I'm currently moving through the literature on RNase III. I'm in 1997 now (for my current work, it always pays to go older to newer, so I've been following the literature from the early work in the 60s toward the present). Up to 1997, very specific cleavage by RNase III had been demonstrated without identifying any conserved motifs that appeared in the cleavage sites. Zhang and Nicholson had the bright idea of comparing all the confirmed cleavage sites and figuring out what wasn't there, and in so doing turned up unfavorable base pairs that disrupt RNase III binding, preventing cutting at those sites. Thus, specificity defined by a lack of certain features.
I love papers like this.
The Pubmed entry for the paper.
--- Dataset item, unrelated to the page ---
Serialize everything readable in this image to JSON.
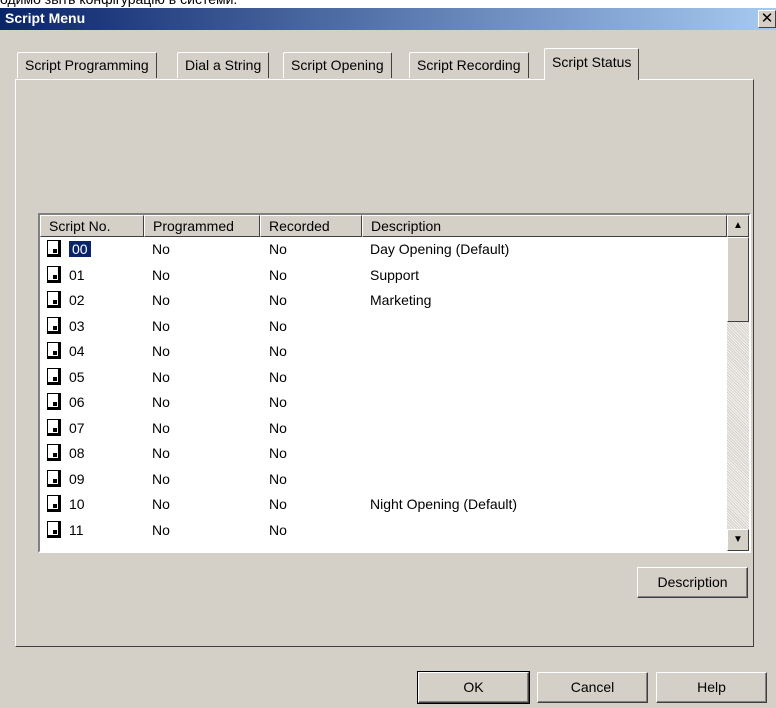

You can read the paper for free at PNaS or Pubmed Central, both of which are linked out from the Pubmed entry.